(Task material):
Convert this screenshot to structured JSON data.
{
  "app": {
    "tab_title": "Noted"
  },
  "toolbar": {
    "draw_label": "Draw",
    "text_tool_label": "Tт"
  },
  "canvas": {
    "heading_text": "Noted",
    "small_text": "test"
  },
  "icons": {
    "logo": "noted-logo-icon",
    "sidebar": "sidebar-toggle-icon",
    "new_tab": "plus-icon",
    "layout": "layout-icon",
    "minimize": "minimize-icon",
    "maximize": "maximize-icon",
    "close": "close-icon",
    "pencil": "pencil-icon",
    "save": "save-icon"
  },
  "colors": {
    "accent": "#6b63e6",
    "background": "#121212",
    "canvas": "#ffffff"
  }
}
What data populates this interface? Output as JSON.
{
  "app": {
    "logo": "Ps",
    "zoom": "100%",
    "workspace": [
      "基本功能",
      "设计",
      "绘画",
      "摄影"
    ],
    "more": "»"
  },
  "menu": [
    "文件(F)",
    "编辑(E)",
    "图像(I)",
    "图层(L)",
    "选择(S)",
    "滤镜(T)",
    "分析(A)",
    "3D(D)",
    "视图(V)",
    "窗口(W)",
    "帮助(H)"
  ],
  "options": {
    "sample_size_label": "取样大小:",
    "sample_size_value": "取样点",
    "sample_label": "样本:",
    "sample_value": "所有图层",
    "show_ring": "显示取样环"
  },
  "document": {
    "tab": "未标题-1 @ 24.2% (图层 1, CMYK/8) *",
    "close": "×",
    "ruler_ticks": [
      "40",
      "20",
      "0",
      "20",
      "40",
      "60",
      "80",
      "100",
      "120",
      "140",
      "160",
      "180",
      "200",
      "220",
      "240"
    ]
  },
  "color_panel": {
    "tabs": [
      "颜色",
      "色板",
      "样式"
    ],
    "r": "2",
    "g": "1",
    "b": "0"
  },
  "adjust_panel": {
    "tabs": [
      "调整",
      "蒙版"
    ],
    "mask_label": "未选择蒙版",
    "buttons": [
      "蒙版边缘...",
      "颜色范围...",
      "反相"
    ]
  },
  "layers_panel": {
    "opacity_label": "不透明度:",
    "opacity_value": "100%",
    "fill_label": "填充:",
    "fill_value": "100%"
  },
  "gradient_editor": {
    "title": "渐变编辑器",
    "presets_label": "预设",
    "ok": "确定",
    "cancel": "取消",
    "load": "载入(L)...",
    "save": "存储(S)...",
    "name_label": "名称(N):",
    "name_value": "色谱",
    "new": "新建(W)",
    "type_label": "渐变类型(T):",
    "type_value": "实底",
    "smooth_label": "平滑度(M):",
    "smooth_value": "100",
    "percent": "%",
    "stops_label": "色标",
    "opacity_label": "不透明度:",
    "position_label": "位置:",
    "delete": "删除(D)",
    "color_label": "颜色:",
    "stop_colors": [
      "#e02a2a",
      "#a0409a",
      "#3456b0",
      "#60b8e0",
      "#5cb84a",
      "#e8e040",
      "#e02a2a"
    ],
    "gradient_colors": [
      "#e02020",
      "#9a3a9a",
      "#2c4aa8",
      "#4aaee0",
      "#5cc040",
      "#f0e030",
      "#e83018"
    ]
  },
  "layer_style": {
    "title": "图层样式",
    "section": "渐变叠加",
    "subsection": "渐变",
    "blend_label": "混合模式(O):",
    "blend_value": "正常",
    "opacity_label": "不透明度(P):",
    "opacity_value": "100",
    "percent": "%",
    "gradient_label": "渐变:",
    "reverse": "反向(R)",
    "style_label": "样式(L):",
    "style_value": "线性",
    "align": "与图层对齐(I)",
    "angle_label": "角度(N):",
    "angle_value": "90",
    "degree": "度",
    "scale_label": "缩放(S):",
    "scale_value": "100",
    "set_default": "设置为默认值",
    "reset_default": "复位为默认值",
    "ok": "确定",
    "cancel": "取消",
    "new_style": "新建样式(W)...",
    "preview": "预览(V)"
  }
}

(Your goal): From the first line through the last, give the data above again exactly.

(Expected answer):
Convert this screenshot to structured JSON data.
{
  "app": {
    "tab_title": "Noted"
  },
  "toolbar": {
    "draw_label": "Draw",
    "text_tool_label": "Tт"
  },
  "canvas": {
    "heading_text": "Noted",
    "small_text": "test"
  },
  "icons": {
    "logo": "noted-logo-icon",
    "sidebar": "sidebar-toggle-icon",
    "new_tab": "plus-icon",
    "layout": "layout-icon",
    "minimize": "minimize-icon",
    "maximize": "maximize-icon",
    "close": "close-icon",
    "pencil": "pencil-icon",
    "save": "save-icon"
  },
  "colors": {
    "accent": "#6b63e6",
    "background": "#121212",
    "canvas": "#ffffff"
  }
}
What data populates this interface? Output as JSON.
{
  "app": {
    "logo": "Ps",
    "zoom": "100%",
    "workspace": [
      "基本功能",
      "设计",
      "绘画",
      "摄影"
    ],
    "more": "»"
  },
  "menu": [
    "文件(F)",
    "编辑(E)",
    "图像(I)",
    "图层(L)",
    "选择(S)",
    "滤镜(T)",
    "分析(A)",
    "3D(D)",
    "视图(V)",
    "窗口(W)",
    "帮助(H)"
  ],
  "options": {
    "sample_size_label": "取样大小:",
    "sample_size_value": "取样点",
    "sample_label": "样本:",
    "sample_value": "所有图层",
    "show_ring": "显示取样环"
  },
  "document": {
    "tab": "未标题-1 @ 24.2% (图层 1, CMYK/8) *",
    "close": "×",
    "ruler_ticks": [
      "40",
      "20",
      "0",
      "20",
      "40",
      "60",
      "80",
      "100",
      "120",
      "140",
      "160",
      "180",
      "200",
      "220",
      "240"
    ]
  },
  "color_panel": {
    "tabs": [
      "颜色",
      "色板",
      "样式"
    ],
    "r": "2",
    "g": "1",
    "b": "0"
  },
  "adjust_panel": {
    "tabs": [
      "调整",
      "蒙版"
    ],
    "mask_label": "未选择蒙版",
    "buttons": [
      "蒙版边缘...",
      "颜色范围...",
      "反相"
    ]
  },
  "layers_panel": {
    "opacity_label": "不透明度:",
    "opacity_value": "100%",
    "fill_label": "填充:",
    "fill_value": "100%"
  },
  "gradient_editor": {
    "title": "渐变编辑器",
    "presets_label": "预设",
    "ok": "确定",
    "cancel": "取消",
    "load": "载入(L)...",
    "save": "存储(S)...",
    "name_label": "名称(N):",
    "name_value": "色谱",
    "new": "新建(W)",
    "type_label": "渐变类型(T):",
    "type_value": "实底",
    "smooth_label": "平滑度(M):",
    "smooth_value": "100",
    "percent": "%",
    "stops_label": "色标",
    "opacity_label": "不透明度:",
    "position_label": "位置:",
    "delete": "删除(D)",
    "color_label": "颜色:",
    "stop_colors": [
      "#e02a2a",
      "#a0409a",
      "#3456b0",
      "#60b8e0",
      "#5cb84a",
      "#e8e040",
      "#e02a2a"
    ],
    "gradient_colors": [
      "#e02020",
      "#9a3a9a",
      "#2c4aa8",
      "#4aaee0",
      "#5cc040",
      "#f0e030",
      "#e83018"
    ]
  },
  "layer_style": {
    "title": "图层样式",
    "section": "渐变叠加",
    "subsection": "渐变",
    "blend_label": "混合模式(O):",
    "blend_value": "正常",
    "opacity_label": "不透明度(P):",
    "opacity_value": "100",
    "percent": "%",
    "gradient_label": "渐变:",
    "reverse": "反向(R)",
    "style_label": "样式(L):",
    "style_value": "线性",
    "align": "与图层对齐(I)",
    "angle_label": "角度(N):",
    "angle_value": "90",
    "degree": "度",
    "scale_label": "缩放(S):",
    "scale_value": "100",
    "set_default": "设置为默认值",
    "reset_default": "复位为默认值",
    "ok": "确定",
    "cancel": "取消",
    "new_style": "新建样式(W)...",
    "preview": "预览(V)"
  }
}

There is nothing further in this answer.